Gary tax business owner agrees to leave business for good
By Teresa Auch Schultz email@example.com March 28, 2013 4:30PM
Updated: May 1, 2013 2:44PM
The owner of a Gary tax preparation business accused of milking the federal government out of at least $35 million, leaving perhaps more than 14,000 clients on the hook for the lost money, has agreed to leave the business forever.
According to an agreement granted Wednesday, John Newlin also agrees to give a list of all his customers from 2008 to 2012 to the federal government so the government can notify them that Newlin and his company, Quick Sam’s Tax Refunds, are barred from filing their income tax returns. His company filed about 14,000 returns in the last three years it operated.
The government sued Newlin a year in the U.S. District Court in Hammond, claiming that he and his employees took bogus credits on their clients’ returns. Of a group of 146 income tax returns Quick Sam’s prepared, 94 percent of them were fraudulent.
Newlin had his employees ask leading questions of the clients, such as asking if the client had ever gone to school, giving them a deduction for that. In certain cases, employees told clients that if the client didn’t have any children, the employee had one and the employee could sell the child’s deduction to the client.
Quick Sam’s took so many deductions from one client, the client owes the IRS more than $21,000.
It did not appear the client knew what Quick Sam’s was doing was wrong.
Federal officials claimed Newlin continued his fraud even when he knew he was being investigated. Court records estimate the loss to the IRS at as much as $35 million.
At least four of his former employees have pleaded guilty to federal criminal charges in connection to the case.
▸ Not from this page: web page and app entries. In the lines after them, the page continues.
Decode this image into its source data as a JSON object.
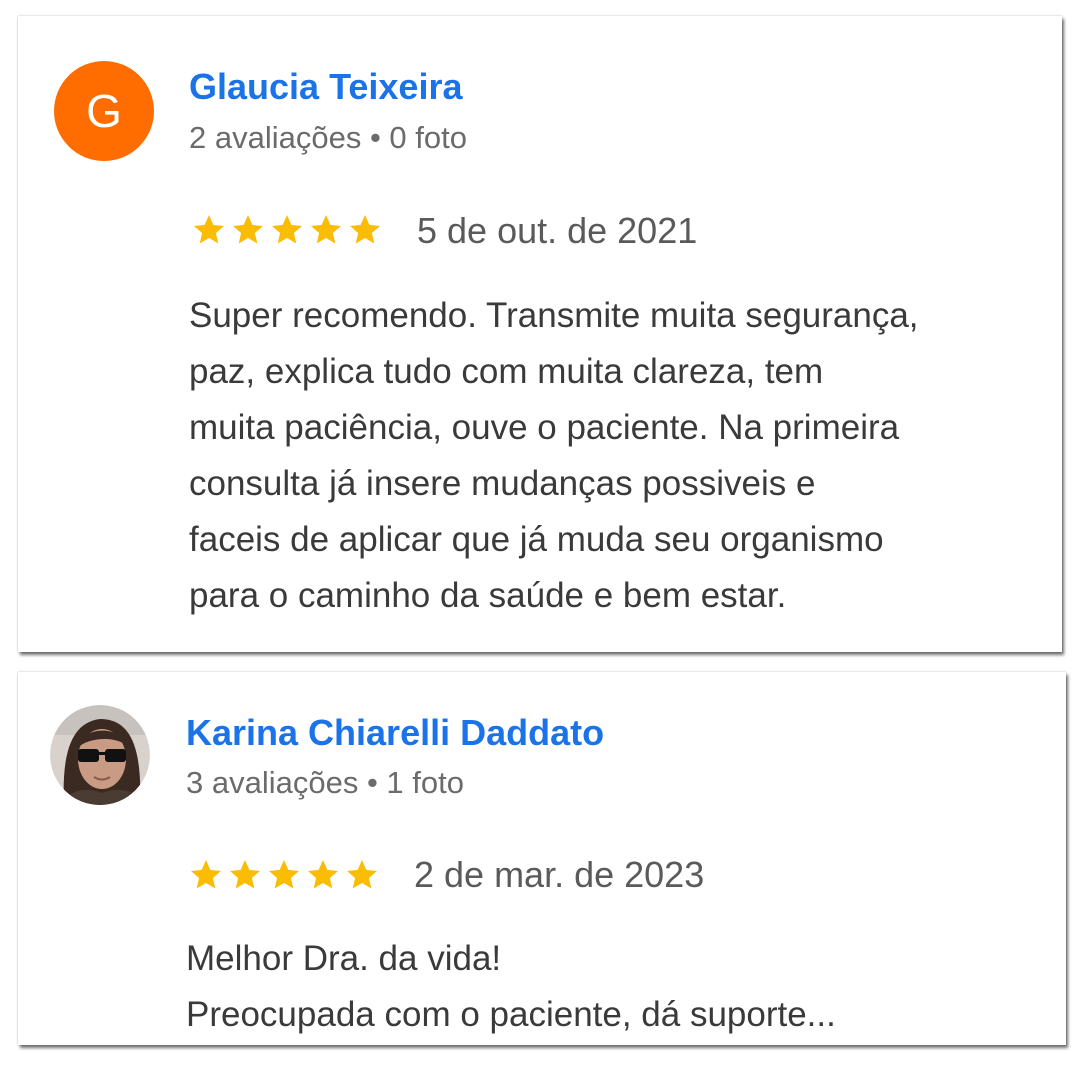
{
  "colors": {
    "name_link": "#1a73e8",
    "star": "#fbbc04",
    "avatar_g_bg": "#ff6d00"
  },
  "reviews": [
    {
      "avatar_letter": "G",
      "reviewer_name": "Glaucia Teixeira",
      "stats": "2 avaliações • 0 foto",
      "rating": 5,
      "date": "5 de out. de 2021",
      "text": "Super recomendo. Transmite muita segurança,\npaz, explica tudo com muita clareza, tem\nmuita paciência, ouve o paciente. Na primeira\nconsulta já insere mudanças possiveis e\nfaceis de aplicar que já muda seu organismo\npara o caminho da saúde e bem estar."
    },
    {
      "avatar_icon": "user-photo-sunglasses",
      "reviewer_name": "Karina Chiarelli Daddato",
      "stats": "3 avaliações • 1 foto",
      "rating": 5,
      "date": "2 de mar. de 2023",
      "text": "Melhor Dra. da vida!\nPreocupada com o paciente, dá suporte..."
    }
  ]
}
Newlin has not been charged with any criminal counts, but the injunction agreement says the government may still bring charges.